Producing breastmilk uses a lot of fluid so it is important to keep up with your fluid intake whilst breastfeeding on a plant-based diet. It is recommended to aim for 2-2.5L of water per day however this amount will vary person to person depending on your activity level and climate. In general, water is the best option, however, fluids such as smoothies, fortified plant-based milks and soups can be helpful to provide a convenient source of some extra nourishment.
Tips to increase fluid intake:
- Put a big jug/bottle of water in places where you regularly spend time e.g. desk, car, bedside table
- Carry a bottle of water around with you
- Aim to have a large glass of water before/with every meal or snack
- Set regular reminder alarms in your phone until you get into the habit
- Try flavouring water with tea infusers, mint or fresh/frozen fruit or adding natural sparkling water to change it up
What about caffeine and alcohol?
Caffeine: Some caffeine does pass into your breastmilk, however, this is unlikely to cause harm in small amounts. As such, it is recommended to limit caffeine intake to less than 300mg per day. This is roughly 2-3 cups of coffee per day however, we recommend limiting it to 1-2 cups due to the variability of caffeine content in coffee.
Potential side effects that your baby may experience if you are consuming too much caffeine include increased irritability and fussiness as well as poor sleeping patterns. Common sources of caffeine to be mindful of include coffee, black teas, green tea and matcha, cola drinks, energy drinks, pre-workout, some other sports supplements and chocolate.
Alcohol: Guidelines recommend that the safest option is for breastfeeding mothers is to avoid alcohol completely. This is as alcohol passes quickly into your breast milk. However, we know it can be tough to turn down a drink after you have already been avoiding it for the past 9 months.
There are a few suggestions to allow you to enjoy a drink without worrying about harming your baby. On average, it takes roughly 2–3 hours for the body to clear alcohol from your breastmilk after 1 standard drink. However, this will vary depending on factors such as the type of alcohol consumed, your weight, and if you’ve had something to eat beforehand.
Tip 4: Supplement smart
As with pregnancy, a good supplement routine can help fill in any nutrient gaps to give you more peace of mind that you and your bub are getting everything you need. Alongside a nutrient-rich diet of course, as calorie and protein needs can’t be covered with a pill! It is commonly recommended that you continue supplementing with your prenatal whilst breastfeeding on a plant-based diet to help ensure all nutrients are accounted for.
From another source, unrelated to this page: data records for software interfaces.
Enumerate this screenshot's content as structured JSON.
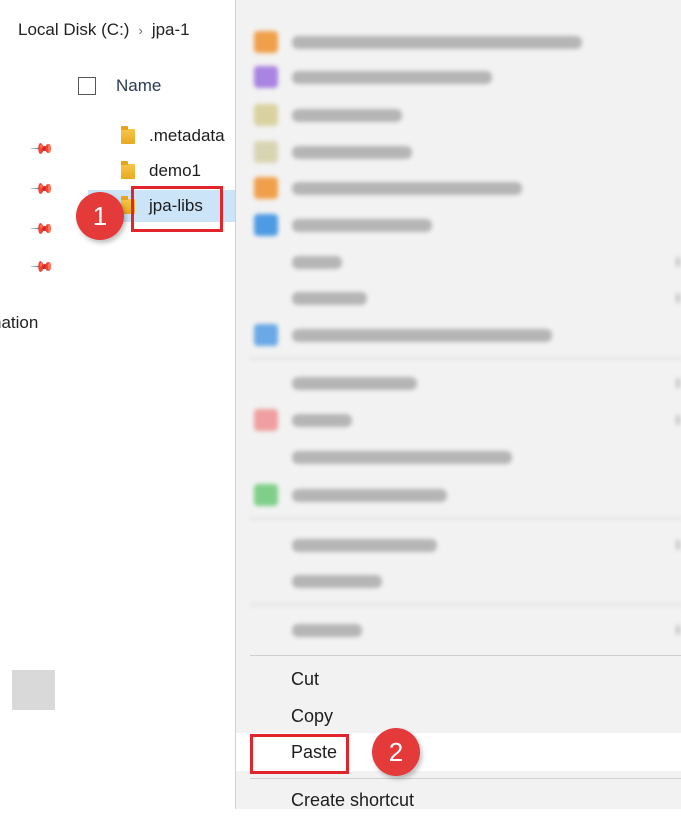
{
  "explorer": {
    "breadcrumb": [
      "Local Disk (C:)",
      "jpa-1"
    ],
    "breadcrumb_sep": "›",
    "column_header": "Name",
    "files": [
      {
        "name": ".metadata",
        "selected": false
      },
      {
        "name": "demo1",
        "selected": false
      },
      {
        "name": "jpa-libs",
        "selected": true
      }
    ],
    "nav_label_fragment": "nation",
    "pin_icon": "pin-icon"
  },
  "annotations": {
    "step1": "1",
    "step2": "2",
    "color": "#e2242b"
  },
  "context_menu": {
    "items": [
      "Cut",
      "Copy",
      "Paste",
      "Create shortcut"
    ],
    "highlighted": "Paste"
  },
  "colors": {
    "selection": "#cce4f7",
    "menu_bg": "#f2f2f2",
    "callout_red": "#e2242b"
  }
}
Alongside a good prenatal, it is essential that ALL mothers following a plant-based diet supplement with B12 whilst breastfeeding even if blood tests show that maternal B12 stores are sufficient.This extends to all varieties of plant-based dietary patterns from strict vegan to more of a flexitarian approach. Although many prenatal multis will contain B12, it is still strongly advised that an additional B12 supplement is consumed as the amounts contained in a prenatal are unlikely to be sufficient.
The second nutrient that is essential for all plant-based mothers to supplement with is DHA. As mentioned previously, plant-based sources of omega-3s are not able to adequately raise DHA levels in the blood alone. As such, a supplement containing at least 250mg DHA per day is recommended. Plant-based DHA supplements will usually contain omega-3s in the form of algal oil.
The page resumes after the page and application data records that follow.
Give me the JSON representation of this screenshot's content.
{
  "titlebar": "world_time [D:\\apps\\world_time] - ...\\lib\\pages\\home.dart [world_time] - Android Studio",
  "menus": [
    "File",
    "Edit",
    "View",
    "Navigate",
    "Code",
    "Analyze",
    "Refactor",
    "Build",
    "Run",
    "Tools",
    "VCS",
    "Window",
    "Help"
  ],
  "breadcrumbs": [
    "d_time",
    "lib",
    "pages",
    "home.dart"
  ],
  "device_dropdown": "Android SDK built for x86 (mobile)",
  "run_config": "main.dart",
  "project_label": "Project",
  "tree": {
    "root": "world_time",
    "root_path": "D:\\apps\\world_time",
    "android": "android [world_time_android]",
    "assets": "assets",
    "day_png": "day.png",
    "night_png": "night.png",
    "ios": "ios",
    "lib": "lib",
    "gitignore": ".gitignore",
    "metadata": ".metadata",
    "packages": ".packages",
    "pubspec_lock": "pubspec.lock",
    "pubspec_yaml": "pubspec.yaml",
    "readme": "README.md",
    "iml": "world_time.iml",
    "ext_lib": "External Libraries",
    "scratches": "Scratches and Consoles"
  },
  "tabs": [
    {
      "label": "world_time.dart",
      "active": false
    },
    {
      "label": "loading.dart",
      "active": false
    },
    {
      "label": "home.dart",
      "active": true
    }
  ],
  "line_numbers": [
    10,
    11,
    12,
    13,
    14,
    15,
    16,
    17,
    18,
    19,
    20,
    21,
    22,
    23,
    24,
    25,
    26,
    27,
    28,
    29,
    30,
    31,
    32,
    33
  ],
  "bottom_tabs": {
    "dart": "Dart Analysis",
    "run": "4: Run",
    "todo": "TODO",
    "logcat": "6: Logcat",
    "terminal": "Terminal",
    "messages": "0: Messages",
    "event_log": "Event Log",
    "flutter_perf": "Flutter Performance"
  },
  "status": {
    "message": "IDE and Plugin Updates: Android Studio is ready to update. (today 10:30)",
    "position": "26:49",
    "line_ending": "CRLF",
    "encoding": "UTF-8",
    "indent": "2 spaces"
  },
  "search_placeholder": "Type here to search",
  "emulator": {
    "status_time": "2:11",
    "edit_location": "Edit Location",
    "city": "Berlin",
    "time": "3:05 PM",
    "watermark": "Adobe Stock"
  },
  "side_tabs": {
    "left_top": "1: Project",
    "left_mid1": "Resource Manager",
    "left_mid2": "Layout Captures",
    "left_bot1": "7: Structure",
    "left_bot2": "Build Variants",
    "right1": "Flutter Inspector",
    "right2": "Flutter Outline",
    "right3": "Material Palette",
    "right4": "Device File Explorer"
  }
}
Other supplements such as additional choline, iron, or vitamin D may also be required if indicated. As no mother’s nutrient needs are the same, it is strongly recommended that all supplement regimes are personally tailored to you with the help of a healthcare professional such as a dietitian.
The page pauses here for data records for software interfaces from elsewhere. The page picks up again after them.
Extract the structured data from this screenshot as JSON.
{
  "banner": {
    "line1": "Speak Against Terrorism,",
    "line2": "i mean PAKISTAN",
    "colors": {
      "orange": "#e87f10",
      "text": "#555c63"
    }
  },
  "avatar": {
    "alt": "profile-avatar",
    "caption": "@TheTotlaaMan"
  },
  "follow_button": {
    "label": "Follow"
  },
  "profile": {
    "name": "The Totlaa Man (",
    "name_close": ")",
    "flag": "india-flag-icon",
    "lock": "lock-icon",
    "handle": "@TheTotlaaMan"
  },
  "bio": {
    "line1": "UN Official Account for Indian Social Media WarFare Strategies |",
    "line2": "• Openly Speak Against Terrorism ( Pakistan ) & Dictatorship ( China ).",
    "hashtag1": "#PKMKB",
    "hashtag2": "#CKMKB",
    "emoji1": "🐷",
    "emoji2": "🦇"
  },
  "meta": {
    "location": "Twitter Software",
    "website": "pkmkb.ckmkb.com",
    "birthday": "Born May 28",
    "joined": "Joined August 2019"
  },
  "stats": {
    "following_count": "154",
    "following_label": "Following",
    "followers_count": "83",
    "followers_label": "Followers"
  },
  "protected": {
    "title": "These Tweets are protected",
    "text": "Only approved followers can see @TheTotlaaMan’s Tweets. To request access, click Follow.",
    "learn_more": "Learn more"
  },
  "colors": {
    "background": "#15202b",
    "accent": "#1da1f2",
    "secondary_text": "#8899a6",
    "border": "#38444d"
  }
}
This article was written by the PNW Clinic’s expert fertility and pregnancy dietitian Georgia D’Andrea.